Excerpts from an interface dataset

....

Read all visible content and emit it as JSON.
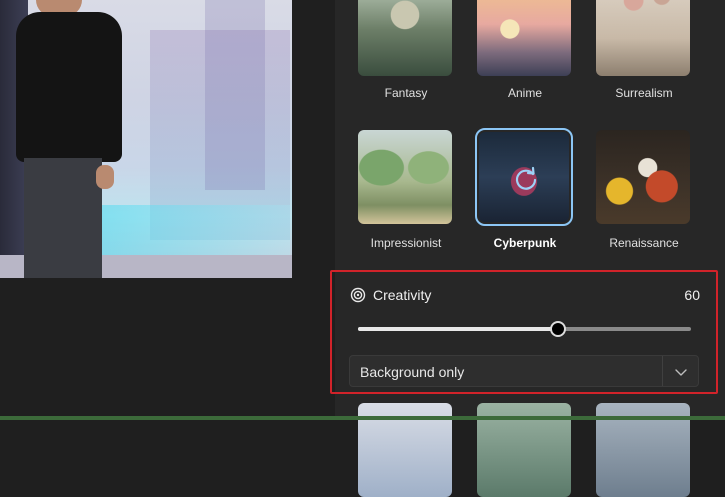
{
  "styles": {
    "row1": [
      {
        "label": "Fantasy",
        "selected": false
      },
      {
        "label": "Anime",
        "selected": false
      },
      {
        "label": "Surrealism",
        "selected": false
      }
    ],
    "row2": [
      {
        "label": "Impressionist",
        "selected": false
      },
      {
        "label": "Cyberpunk",
        "selected": true
      },
      {
        "label": "Renaissance",
        "selected": false
      }
    ]
  },
  "creativity": {
    "label": "Creativity",
    "value": "60",
    "slider_value": 0.6
  },
  "scope_dropdown": {
    "selected": "Background only"
  },
  "colors": {
    "panel_bg": "#272727",
    "selection_outline": "#8cc6f5",
    "highlight_box": "#d1232a"
  }
}
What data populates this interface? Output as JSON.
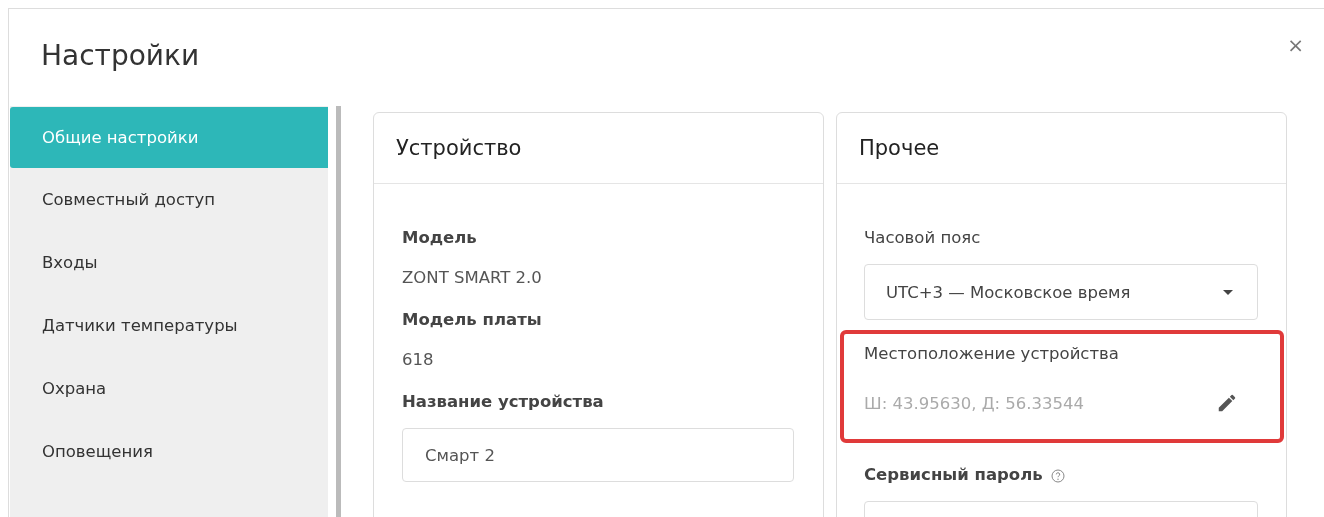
{
  "window": {
    "title": "Настройки",
    "close": "×"
  },
  "sidebar": {
    "items": [
      {
        "label": "Общие настройки",
        "selected": true
      },
      {
        "label": "Совместный доступ",
        "selected": false
      },
      {
        "label": "Входы",
        "selected": false
      },
      {
        "label": "Датчики температуры",
        "selected": false
      },
      {
        "label": "Охрана",
        "selected": false
      },
      {
        "label": "Оповещения",
        "selected": false
      }
    ]
  },
  "device_card": {
    "title": "Устройство",
    "model_label": "Модель",
    "model": "ZONT SMART 2.0",
    "board_label": "Модель платы",
    "board": "618",
    "name_label": "Название устройства",
    "name_value": "Смарт 2"
  },
  "other_card": {
    "title": "Прочее",
    "timezone_label": "Часовой пояс",
    "timezone": "UTC+3 — Московское время",
    "location_label": "Местоположение устройства",
    "location": "Ш: 43.95630, Д: 56.33544",
    "location_highlighted": true,
    "password_label": "Сервисный пароль"
  }
}
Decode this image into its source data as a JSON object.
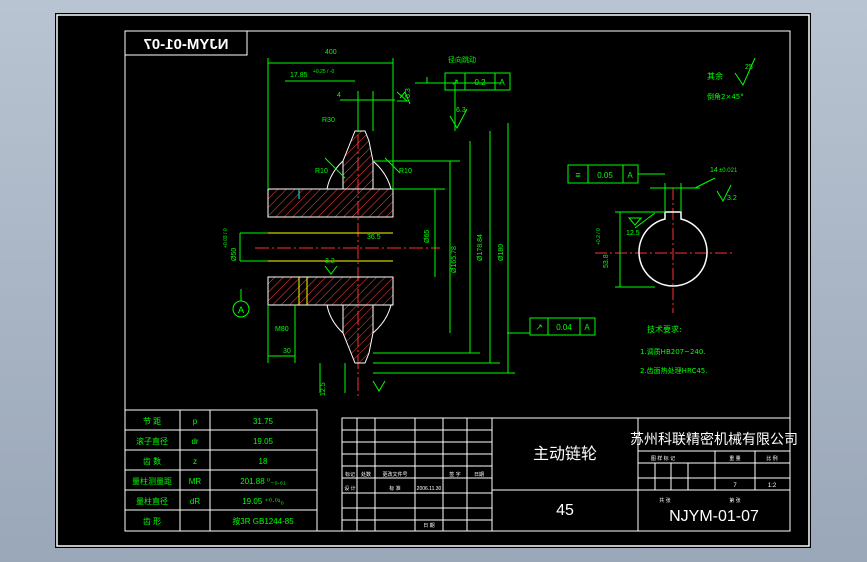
{
  "drawing": {
    "title_mirrored": "NJYM-01-07",
    "dims": {
      "d400": "400",
      "d1785": "17.85",
      "tol_1785": "+0.25 / -0",
      "d4": "4",
      "r30": "R30",
      "r10_left": "R10",
      "r10_right": "R10",
      "d165": "Ø65",
      "d16570": "Ø165.78",
      "d17884": "Ø178.84",
      "d180": "Ø180",
      "d365": "36.5",
      "d30": "30",
      "m80": "M80",
      "d50": "Ø50",
      "tol_50": "+0.03 / 0",
      "key_width": "14",
      "key_tol": "±0.021",
      "key_depth": "53.8",
      "key_depth_tol": "+0.2 / 0",
      "rough_125": "12.5",
      "rough_63": "6.3",
      "rough_32": "3.2",
      "rough_25": "25",
      "datum": "A"
    },
    "gdt_runout": {
      "caption": "径向跳动",
      "symbol": "↗",
      "value": "0.2",
      "datum": "A"
    },
    "gdt_sym": {
      "symbol": "≡",
      "value": "0.05",
      "datum": "A"
    },
    "gdt_face": {
      "symbol": "↗",
      "value": "0.04",
      "datum": "A"
    },
    "rest_note": {
      "label": "其余",
      "chamfer": "倒角2×45°"
    },
    "tech_req": {
      "title": "技术要求:",
      "lines": [
        "1.调质HB207~240.",
        "2.齿面热处理HRC45."
      ]
    }
  },
  "param_table": {
    "rows": [
      {
        "name": "节  距",
        "symbol": "p",
        "value": "31.75"
      },
      {
        "name": "滚子直径",
        "symbol": "dr",
        "value": "19.05"
      },
      {
        "name": "齿  数",
        "symbol": "z",
        "value": "18"
      },
      {
        "name": "量柱测量距",
        "symbol": "MR",
        "value": "201.88 ⁰₋₀.₆₁"
      },
      {
        "name": "量柱直径",
        "symbol": "dR",
        "value": "19.05 ⁺⁰·⁰¹₀"
      },
      {
        "name": "齿  形",
        "symbol": "",
        "value": "按3R GB1244-85"
      }
    ]
  },
  "title_block": {
    "part_name": "主动链轮",
    "material": "45",
    "company": "苏州科联精密机械有限公司",
    "drawing_no": "NJYM-01-07",
    "rev_headers": [
      "标记",
      "处数",
      "更改文件号",
      "签 字",
      "日期"
    ],
    "sign_labels": [
      "设 计",
      "标 准",
      "日 期"
    ],
    "design_date": "2006.11.30",
    "stage_headers": [
      "图 样 标 记",
      "重 量",
      "比 例"
    ],
    "weight": "7",
    "scale": "1:2",
    "sheet_labels": [
      "共 张",
      "第 张"
    ]
  }
}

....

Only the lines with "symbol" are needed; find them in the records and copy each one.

      "symbol": "↗",
      "symbol": "≡",
      "symbol": "↗",
        "symbol": "p",
        "symbol": "dr",
        "symbol": "z",
        "symbol": "MR",
        "symbol": "dR",
        "symbol": "",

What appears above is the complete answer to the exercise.